I remember reading a book on technical writing which said you should read every report aloud to make sure the text flows, and makes sense. A comma is where you pause, (or have a side comment), and a full stop is where you finish the thought, and take a breath. If you cannot express the sentence in one breath – the sentence is too long and you should rewrite it.
If you have to read a sentence twice or more, consider rewriting it. Also remember the people reading your document may not have English as their first language. “Foreign words” take more brain power and the reader may not be entirely familiar with the word or the context used. I recently heard a conversation
- “is it right to turn left here?”,
- “no, right”
which maybe valid English, but it takes a moment to understand it.
Another advantage of reading it aloud is it it helps you to spot duplicated words or missing. (There was a double whoops in that sentence.)
I was reading a description in a technical report which took me several minutes to understand it. It used terms(defining some of them inline <and also had nested comments about the terms >), then using terms like “this” (when “this” could be one of several objects) (I kept thinking which this?, that this, or this this), and so I copied the text into an editor so I could break it into phrases (logical groups of thoughts) and work out what was important. See – it is hard work to understand some sentences.

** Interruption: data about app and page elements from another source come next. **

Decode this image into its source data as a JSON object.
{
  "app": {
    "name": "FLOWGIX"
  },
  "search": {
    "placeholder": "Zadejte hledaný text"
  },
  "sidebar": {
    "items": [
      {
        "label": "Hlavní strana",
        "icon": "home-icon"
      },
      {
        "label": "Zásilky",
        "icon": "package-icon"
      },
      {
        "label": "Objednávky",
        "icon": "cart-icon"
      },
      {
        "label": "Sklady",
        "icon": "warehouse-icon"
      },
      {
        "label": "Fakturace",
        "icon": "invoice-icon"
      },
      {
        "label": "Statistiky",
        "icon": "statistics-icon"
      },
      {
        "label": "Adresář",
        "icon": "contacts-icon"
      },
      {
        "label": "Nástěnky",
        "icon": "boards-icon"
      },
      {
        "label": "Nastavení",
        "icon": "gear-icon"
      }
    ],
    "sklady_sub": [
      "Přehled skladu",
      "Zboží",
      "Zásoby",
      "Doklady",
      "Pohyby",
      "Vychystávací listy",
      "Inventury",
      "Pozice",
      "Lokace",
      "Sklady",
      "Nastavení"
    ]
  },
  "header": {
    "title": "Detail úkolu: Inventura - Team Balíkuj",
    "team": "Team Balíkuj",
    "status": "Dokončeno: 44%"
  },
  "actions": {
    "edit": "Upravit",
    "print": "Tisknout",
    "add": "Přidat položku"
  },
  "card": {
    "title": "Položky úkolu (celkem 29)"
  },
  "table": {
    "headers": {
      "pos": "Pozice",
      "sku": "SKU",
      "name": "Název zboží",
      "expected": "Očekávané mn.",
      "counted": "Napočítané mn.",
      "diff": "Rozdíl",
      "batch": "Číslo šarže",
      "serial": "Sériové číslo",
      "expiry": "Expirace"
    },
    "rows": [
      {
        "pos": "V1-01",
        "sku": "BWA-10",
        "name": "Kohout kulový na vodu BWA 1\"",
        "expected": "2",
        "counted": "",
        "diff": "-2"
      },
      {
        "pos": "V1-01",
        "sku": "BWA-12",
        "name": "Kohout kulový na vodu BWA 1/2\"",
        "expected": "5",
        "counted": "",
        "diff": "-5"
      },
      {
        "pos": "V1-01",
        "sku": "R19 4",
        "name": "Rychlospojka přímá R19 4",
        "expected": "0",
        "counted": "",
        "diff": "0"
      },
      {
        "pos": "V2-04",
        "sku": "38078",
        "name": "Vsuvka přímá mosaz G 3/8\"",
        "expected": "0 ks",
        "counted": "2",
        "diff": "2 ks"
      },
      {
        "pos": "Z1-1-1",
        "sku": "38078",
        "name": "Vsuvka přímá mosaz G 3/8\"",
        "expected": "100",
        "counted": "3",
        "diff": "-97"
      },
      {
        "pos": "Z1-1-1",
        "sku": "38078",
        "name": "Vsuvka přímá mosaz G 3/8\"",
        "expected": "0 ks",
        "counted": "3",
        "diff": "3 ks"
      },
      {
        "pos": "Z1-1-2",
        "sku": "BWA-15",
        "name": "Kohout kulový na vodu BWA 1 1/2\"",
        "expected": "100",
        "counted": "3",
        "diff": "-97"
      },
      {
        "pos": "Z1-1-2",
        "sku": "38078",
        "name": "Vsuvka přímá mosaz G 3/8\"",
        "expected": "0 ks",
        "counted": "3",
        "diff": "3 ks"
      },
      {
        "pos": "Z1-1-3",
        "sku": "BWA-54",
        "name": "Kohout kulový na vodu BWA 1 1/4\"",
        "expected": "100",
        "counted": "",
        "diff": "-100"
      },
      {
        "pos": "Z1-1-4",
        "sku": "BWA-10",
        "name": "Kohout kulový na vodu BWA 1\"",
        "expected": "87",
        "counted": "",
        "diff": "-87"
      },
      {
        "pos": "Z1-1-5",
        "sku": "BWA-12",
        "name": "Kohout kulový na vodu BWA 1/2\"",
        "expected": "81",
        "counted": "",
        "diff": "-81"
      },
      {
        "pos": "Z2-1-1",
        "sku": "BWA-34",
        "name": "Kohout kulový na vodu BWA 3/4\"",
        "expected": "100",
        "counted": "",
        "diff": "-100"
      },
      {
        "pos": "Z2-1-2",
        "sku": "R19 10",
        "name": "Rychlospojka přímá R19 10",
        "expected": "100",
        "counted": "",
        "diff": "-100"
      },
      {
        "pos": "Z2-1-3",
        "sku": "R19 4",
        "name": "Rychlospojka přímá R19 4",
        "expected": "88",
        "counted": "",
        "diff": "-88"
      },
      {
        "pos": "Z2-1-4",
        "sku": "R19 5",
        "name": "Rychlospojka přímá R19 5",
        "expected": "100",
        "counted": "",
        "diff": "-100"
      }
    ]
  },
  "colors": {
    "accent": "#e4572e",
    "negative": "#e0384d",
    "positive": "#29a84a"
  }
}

I am a great believer that reading should be linear, you should not have to keep going back to reread text. I also think that people need signposts to help them through the text, along the lines of the old
adage saying for a good presentation “tell them what you are going to tell them, tell them, tell them what you have told them”. Instead of one long rambling paragraph it might be clearer to say
There are three areas we need to consider, area1, area2, area3
I have noticed also noticed that people often read the first sentence, and ignore the second part, this is where good signposting can help. This applies to emails and conversations. My wife said to me “We’ll need some of the nice bread with seeds on it, and some rolls, from the bakers, but the bakers isn’t open yet’. So off I went to the bakers to find it closed. I was busy parsing the first part of the sentence, and missed the second part.
I found with some people that if you have two questions send them as two emails not one. They read the first question, reply to it, and do not read the rest of the email.